#### WHAT YOU WILL DO
Pick each line that has "screenshot" out of the records.

=== DATA FOR THE TASK ===

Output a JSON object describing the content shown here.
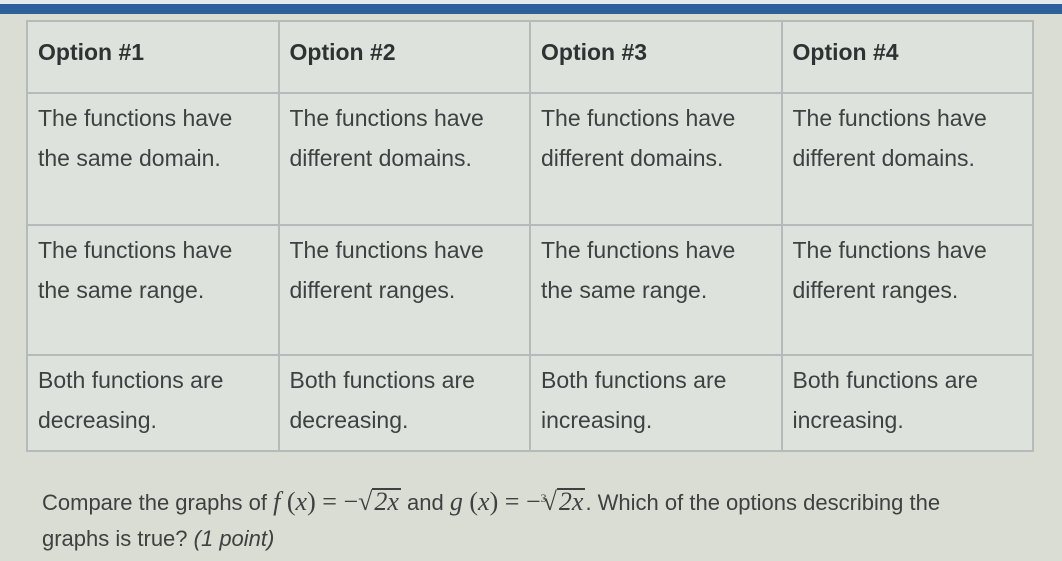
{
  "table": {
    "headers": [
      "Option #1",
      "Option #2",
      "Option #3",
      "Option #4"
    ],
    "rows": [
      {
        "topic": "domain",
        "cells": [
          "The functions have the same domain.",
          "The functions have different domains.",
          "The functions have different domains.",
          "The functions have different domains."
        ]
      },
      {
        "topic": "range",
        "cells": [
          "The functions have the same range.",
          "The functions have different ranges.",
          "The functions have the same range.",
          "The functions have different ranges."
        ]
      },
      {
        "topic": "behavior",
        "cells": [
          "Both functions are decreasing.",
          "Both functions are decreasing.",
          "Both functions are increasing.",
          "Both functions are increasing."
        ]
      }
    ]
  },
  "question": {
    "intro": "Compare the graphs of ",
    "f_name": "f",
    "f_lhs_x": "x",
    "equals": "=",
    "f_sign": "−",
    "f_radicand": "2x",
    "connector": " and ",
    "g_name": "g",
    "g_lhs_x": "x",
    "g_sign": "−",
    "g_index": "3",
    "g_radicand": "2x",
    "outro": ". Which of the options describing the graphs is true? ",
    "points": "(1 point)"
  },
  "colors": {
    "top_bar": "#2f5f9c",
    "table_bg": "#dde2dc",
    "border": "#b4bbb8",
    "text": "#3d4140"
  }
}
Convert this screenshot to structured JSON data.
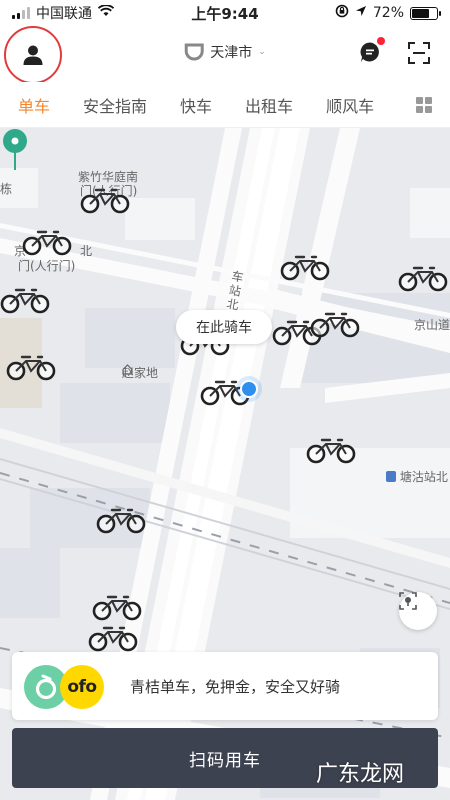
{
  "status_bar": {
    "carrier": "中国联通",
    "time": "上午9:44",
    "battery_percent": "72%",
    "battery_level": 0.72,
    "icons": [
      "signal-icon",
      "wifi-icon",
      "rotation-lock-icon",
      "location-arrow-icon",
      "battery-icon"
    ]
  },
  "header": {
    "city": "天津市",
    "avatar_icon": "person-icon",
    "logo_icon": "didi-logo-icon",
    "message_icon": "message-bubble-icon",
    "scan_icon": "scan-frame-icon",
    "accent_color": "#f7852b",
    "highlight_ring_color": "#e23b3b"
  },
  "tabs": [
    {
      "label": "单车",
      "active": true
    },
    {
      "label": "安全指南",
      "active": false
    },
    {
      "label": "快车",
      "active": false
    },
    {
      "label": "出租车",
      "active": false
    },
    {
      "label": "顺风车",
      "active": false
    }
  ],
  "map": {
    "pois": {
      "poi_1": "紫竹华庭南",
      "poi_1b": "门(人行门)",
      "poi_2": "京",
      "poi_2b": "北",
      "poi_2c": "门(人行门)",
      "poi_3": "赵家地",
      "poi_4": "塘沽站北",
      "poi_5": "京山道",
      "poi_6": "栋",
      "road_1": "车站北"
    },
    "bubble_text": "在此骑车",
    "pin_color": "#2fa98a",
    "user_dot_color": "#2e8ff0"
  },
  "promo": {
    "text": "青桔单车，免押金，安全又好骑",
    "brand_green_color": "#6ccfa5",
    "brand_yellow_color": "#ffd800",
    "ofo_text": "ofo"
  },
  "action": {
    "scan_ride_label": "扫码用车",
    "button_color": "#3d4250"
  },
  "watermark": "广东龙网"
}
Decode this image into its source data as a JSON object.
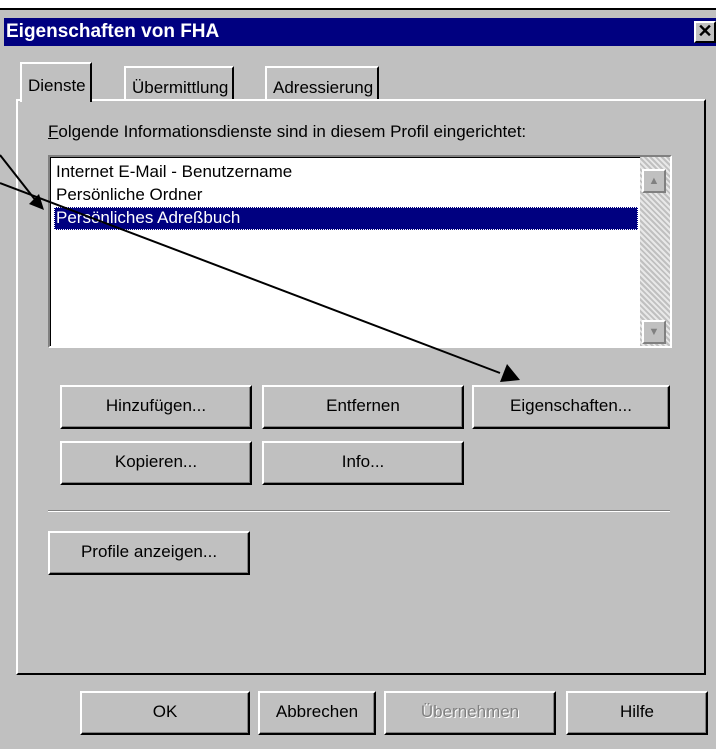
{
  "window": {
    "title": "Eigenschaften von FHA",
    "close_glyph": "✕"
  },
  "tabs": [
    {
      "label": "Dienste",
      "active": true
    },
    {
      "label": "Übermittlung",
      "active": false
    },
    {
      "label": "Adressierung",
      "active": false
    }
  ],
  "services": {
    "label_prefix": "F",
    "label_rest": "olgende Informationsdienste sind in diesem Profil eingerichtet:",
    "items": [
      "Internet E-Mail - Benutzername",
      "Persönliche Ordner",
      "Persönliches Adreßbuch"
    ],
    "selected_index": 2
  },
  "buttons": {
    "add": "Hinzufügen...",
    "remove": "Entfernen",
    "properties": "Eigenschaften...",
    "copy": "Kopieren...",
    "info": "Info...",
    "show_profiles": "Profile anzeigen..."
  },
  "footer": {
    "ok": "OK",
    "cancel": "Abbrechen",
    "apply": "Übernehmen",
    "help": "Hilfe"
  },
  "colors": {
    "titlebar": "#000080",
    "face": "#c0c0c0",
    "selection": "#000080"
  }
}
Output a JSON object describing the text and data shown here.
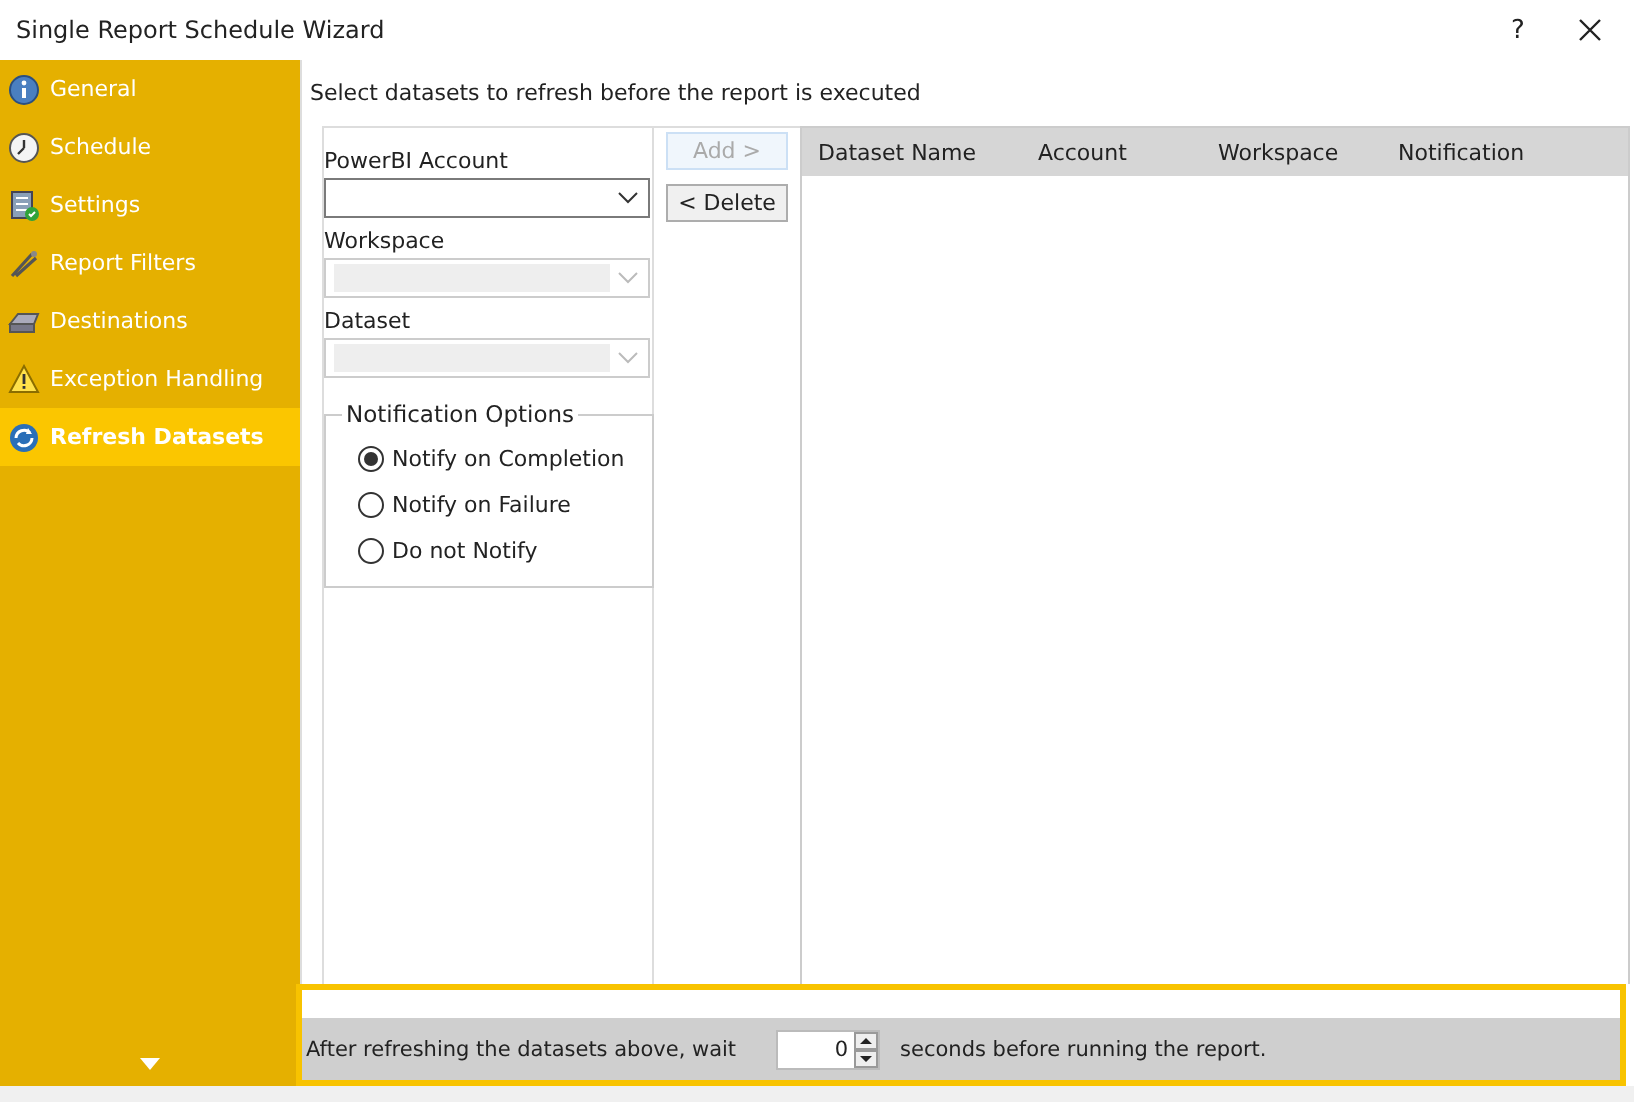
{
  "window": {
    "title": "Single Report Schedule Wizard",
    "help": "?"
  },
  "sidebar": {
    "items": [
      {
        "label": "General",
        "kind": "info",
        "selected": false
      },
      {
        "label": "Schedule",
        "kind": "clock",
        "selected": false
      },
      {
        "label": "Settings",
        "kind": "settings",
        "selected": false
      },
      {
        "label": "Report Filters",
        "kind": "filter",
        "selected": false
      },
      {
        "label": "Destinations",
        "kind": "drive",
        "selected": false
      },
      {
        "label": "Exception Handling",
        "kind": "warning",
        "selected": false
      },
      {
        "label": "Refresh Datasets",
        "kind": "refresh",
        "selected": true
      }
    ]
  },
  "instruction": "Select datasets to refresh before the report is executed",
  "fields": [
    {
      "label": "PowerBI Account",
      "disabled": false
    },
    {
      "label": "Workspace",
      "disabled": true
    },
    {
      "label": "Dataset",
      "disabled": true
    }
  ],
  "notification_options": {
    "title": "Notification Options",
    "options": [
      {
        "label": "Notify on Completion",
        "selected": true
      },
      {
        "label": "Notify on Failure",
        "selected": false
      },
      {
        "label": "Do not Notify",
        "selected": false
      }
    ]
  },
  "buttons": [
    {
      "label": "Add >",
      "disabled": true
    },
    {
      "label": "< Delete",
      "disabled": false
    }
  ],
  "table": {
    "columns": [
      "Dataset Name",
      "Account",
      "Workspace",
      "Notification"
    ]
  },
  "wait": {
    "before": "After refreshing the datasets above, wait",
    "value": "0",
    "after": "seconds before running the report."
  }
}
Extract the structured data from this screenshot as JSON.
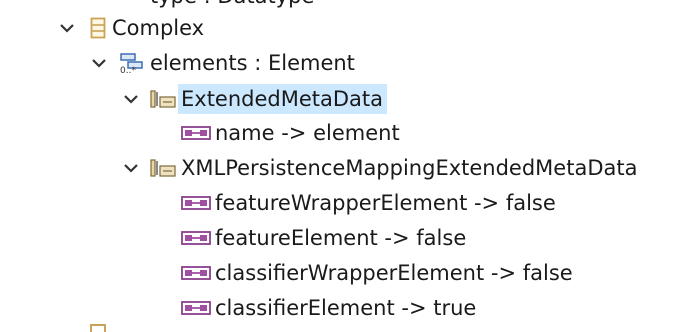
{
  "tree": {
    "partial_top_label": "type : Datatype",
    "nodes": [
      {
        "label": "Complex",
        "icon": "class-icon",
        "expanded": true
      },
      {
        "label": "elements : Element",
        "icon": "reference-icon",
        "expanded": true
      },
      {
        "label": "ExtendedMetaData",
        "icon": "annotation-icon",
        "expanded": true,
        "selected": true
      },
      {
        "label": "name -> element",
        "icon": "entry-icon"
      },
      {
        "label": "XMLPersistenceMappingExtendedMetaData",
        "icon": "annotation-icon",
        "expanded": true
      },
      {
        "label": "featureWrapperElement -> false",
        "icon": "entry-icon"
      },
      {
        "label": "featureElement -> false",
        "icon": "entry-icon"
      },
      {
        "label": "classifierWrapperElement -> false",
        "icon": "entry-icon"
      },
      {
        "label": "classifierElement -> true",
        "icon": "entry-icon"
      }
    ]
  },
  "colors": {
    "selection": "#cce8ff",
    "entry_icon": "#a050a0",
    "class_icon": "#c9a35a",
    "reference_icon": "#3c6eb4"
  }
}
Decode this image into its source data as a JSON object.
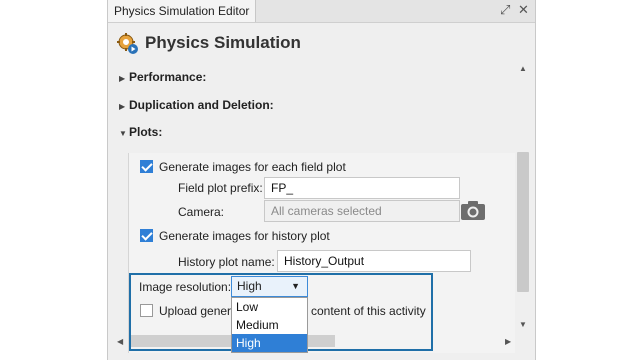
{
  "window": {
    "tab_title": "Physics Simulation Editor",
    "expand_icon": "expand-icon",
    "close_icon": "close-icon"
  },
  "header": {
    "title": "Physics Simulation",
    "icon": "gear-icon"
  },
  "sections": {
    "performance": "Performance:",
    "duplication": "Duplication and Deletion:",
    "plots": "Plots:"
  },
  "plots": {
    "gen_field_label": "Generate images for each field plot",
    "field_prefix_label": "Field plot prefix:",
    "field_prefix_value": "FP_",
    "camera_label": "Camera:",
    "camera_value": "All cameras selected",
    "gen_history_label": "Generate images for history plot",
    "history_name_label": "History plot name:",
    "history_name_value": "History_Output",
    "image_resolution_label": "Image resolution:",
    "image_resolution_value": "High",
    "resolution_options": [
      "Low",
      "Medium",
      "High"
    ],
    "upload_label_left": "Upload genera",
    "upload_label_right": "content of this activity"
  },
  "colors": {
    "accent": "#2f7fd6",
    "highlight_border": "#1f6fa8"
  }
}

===

#### SOLUTION
Convert this screenshot to structured JSON data.
Extract the structured data from this screenshot as JSON.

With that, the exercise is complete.